2. Estradiol improves nutrient transport to the developing conceptus. Estradiol is a hormone produced by the ovary during the reproductive cycle that is critical for proper uterine function and maintenance of pregnancy. ARS researchers at Clay Center, Nebraska, in collaboration with South Dakota State University investigated how estradiol influences uterine function during pregnancy in beef cows. Gene networks associated with nutrient transport were the primary targets for regulation by estradiol. Activation of these networks was associated with greater likelihood of maintaining pregnancy. Managing cows to ensure that they have initiated reproductive cycles prior to the breeding season will improve conception, leading to increased profit of $300 to $600 per pregnant cow for cow-calf producers.

3. Applying genomic markers to improve carcass traits does not negatively impact reproductive performance in replacement heifers. Selection for production traits in beef cattle can have unintended negative impact on reproductive function in the cow herd. ARS researchers at Clay Center, Nebraska, reported that genetic markers that associated with tenderness in beef steers also associated with a delayed calving date in heifers. To validate this detrimental effect on reproduction, ARS researchers at Clay Center, Nebraska, used data from steers to generate a breeding value for tenderness based on genetic markers. When used in heifers, the breeding value did not antagonize reproductive function. Cow-calf producers can apply these genetic markers to improve tenderness in steers without concern for unintended negative impact on reproductive function in replacement heifers.

Review Publications
Caton, J.S., Crouse, M.S., McLean, K.J., Dahlen, C.R., Ward, A.K., Cushman, R.A., Grazul-Bilska, A.T., Neville, B.W., Borowicz, P.P., Reynolds, L.P. 2020. Maternal periconceptual nutrition, early pregnancy, and developmental outcomes in beef cattle. Journal of Animal Science. 98(12):1-16.
Afedi, P.A., Larimore, E.L., Cushman, R.A., Raynie, D., Perry, G.A. 2021. iTRAQ-based proteomic analysis of bovine pre-ovulatory plasma and follicular fluid. Domestic Animal Endocrinology. 76:106606.
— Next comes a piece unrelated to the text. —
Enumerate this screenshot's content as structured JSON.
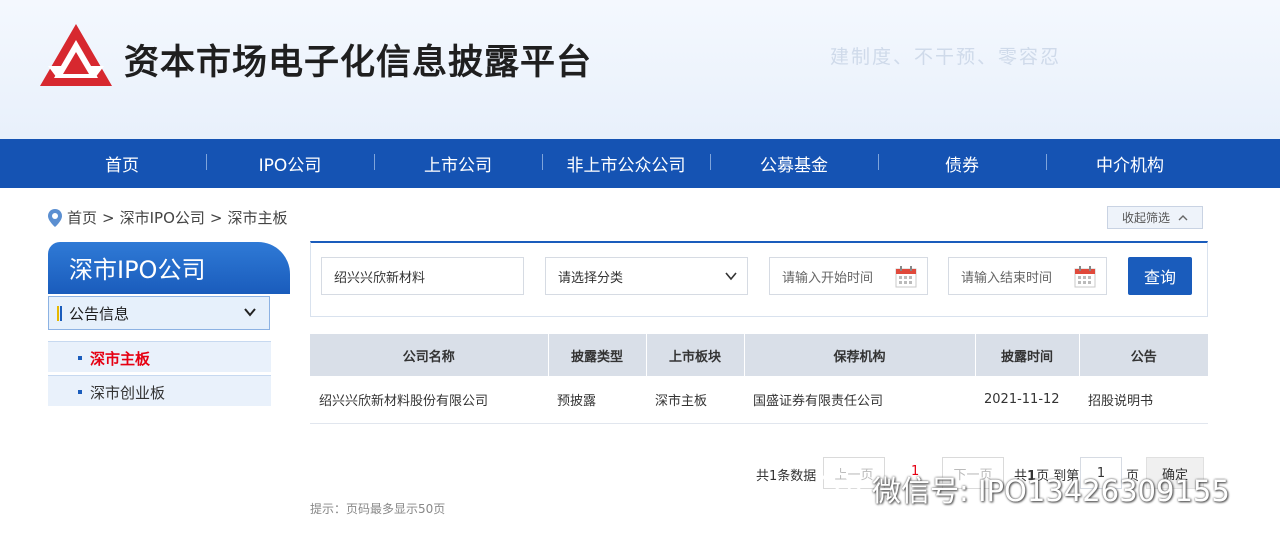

Cunha, F., Cushman, R.A., Santa Cruz, R., de Nava, G., Vinoles, C. 2020. Antral follicular count has limited impact in the selection of more fertile beef heifers. Livestock Science. 241:104230.
Freetly, H.C., Cushman, R.A., Bennett, G.L. 2021. Production performance of cows raised with different postweaning growth patterns. Translational Animal Science. 5(3):1-7.
Juengel, J.L., Cushman, R.A., Dupont, J., Fabre, S., Lea, R.G., Martin, G.B., Mossa, F., Pitman, J.L., Price, C.A., Smith, P. 2021. The ovarian follicle of ruminants: the path from conceptus to adult. Reproduction, Fertility and Development. Article RD21086.
King, D.A., Shackelford, S.D., Cushman, R.A., Wheeler, T.L. 2021. Extended aging and marbling class effects on color stability of beef Longissimus lumborum, Gluteus medius, and Biceps femoris steaks. Meat and Muscle Biology. 5(1):1-14.
Diniz, W.J., Crouse, M.S., Cushman, R.A., McLean, K.J., Caton, J.S., Dahlen, C.R., Reynolds, L.P., Ward, A.K. 2021. Cerebrum, liver, and muscle regulatory networks uncover maternal nutrition effects in developmental programming of beef cattle during early pregnancy. Scientific Reports. 11. Article 2771.
Bennett, G.L., Keele, J.W., Kuehn, L.A., Snelling, W.M., Dickey, A.M., Light, D.E., Cushman, R.A., McDaneld, T.G. 2021. Using genomics to measure phenomics: Repeatability of bull prolificacy in multiple-bull pastures. Agriculture. 11(7). Article 603.
Hales, K.E., Tait Jr, R.G., Lindholm-Perry, A.K., Cushman, R.A., Freetly, H.C., Brown-Brandl, T.M., Bennett, G.L. 2020. Effects of the F94L Limousin associated myostatin gene marker on metabolic index in growing beef heifers. Applied Animal Science. 36(6):851-856.
Northrop-Albrecht, E.J., Rich, J.J., Cushman, R.A., Yao, R., Ge, X., Perry, G.A. 2021. Influence of estradiol on bovine trophectoderm and uterine gene transcripts around maternal recognition of pregnancy. Biology of Reproduction. 105(2):381-392. Article ioab091.